* [ASSIGNMENT] Output the full listing that appears below, exactly as it is presented.

--- START ---

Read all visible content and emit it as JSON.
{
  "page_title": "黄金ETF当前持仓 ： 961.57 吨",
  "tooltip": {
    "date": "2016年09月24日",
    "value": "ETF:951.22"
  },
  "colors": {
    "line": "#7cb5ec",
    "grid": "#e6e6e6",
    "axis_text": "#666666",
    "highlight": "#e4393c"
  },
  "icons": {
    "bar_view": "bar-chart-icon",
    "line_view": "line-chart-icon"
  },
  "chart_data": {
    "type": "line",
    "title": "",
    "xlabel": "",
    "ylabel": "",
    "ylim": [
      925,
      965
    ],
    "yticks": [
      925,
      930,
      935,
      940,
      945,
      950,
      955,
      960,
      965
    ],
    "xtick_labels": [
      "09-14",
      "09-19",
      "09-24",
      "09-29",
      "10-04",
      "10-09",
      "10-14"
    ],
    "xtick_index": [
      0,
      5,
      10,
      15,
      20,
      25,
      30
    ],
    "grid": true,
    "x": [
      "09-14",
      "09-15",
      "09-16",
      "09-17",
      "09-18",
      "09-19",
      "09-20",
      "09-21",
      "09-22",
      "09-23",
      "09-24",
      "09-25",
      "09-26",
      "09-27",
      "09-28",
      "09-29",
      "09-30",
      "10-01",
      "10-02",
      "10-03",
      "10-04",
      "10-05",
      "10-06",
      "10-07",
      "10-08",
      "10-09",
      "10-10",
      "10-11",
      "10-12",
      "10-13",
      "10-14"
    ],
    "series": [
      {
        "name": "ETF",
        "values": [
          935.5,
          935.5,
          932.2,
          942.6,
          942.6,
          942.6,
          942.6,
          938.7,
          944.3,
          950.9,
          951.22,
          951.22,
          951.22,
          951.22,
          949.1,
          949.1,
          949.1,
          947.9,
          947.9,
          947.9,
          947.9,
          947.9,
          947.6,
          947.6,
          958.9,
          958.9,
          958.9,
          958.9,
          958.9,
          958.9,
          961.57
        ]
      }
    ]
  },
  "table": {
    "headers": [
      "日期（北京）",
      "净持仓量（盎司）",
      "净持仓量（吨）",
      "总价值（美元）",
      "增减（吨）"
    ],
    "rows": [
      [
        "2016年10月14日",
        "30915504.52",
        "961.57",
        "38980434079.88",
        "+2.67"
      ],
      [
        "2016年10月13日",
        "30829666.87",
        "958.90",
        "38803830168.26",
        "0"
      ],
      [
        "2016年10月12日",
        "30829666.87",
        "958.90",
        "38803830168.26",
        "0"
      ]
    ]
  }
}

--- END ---

* [SOLUTION FOR THIS EXERCISE]
Read all visible content and emit it as JSON.
{
  "page_title": "黄金ETF当前持仓 ： 961.57 吨",
  "tooltip": {
    "date": "2016年09月24日",
    "value": "ETF:951.22"
  },
  "colors": {
    "line": "#7cb5ec",
    "grid": "#e6e6e6",
    "axis_text": "#666666",
    "highlight": "#e4393c"
  },
  "icons": {
    "bar_view": "bar-chart-icon",
    "line_view": "line-chart-icon"
  },
  "chart_data": {
    "type": "line",
    "title": "",
    "xlabel": "",
    "ylabel": "",
    "ylim": [
      925,
      965
    ],
    "yticks": [
      925,
      930,
      935,
      940,
      945,
      950,
      955,
      960,
      965
    ],
    "xtick_labels": [
      "09-14",
      "09-19",
      "09-24",
      "09-29",
      "10-04",
      "10-09",
      "10-14"
    ],
    "xtick_index": [
      0,
      5,
      10,
      15,
      20,
      25,
      30
    ],
    "grid": true,
    "x": [
      "09-14",
      "09-15",
      "09-16",
      "09-17",
      "09-18",
      "09-19",
      "09-20",
      "09-21",
      "09-22",
      "09-23",
      "09-24",
      "09-25",
      "09-26",
      "09-27",
      "09-28",
      "09-29",
      "09-30",
      "10-01",
      "10-02",
      "10-03",
      "10-04",
      "10-05",
      "10-06",
      "10-07",
      "10-08",
      "10-09",
      "10-10",
      "10-11",
      "10-12",
      "10-13",
      "10-14"
    ],
    "series": [
      {
        "name": "ETF",
        "values": [
          935.5,
          935.5,
          932.2,
          942.6,
          942.6,
          942.6,
          942.6,
          938.7,
          944.3,
          950.9,
          951.22,
          951.22,
          951.22,
          951.22,
          949.1,
          949.1,
          949.1,
          947.9,
          947.9,
          947.9,
          947.9,
          947.9,
          947.6,
          947.6,
          958.9,
          958.9,
          958.9,
          958.9,
          958.9,
          958.9,
          961.57
        ]
      }
    ]
  },
  "table": {
    "headers": [
      "日期（北京）",
      "净持仓量（盎司）",
      "净持仓量（吨）",
      "总价值（美元）",
      "增减（吨）"
    ],
    "rows": [
      [
        "2016年10月14日",
        "30915504.52",
        "961.57",
        "38980434079.88",
        "+2.67"
      ],
      [
        "2016年10月13日",
        "30829666.87",
        "958.90",
        "38803830168.26",
        "0"
      ],
      [
        "2016年10月12日",
        "30829666.87",
        "958.90",
        "38803830168.26",
        "0"
      ]
    ]
  }
}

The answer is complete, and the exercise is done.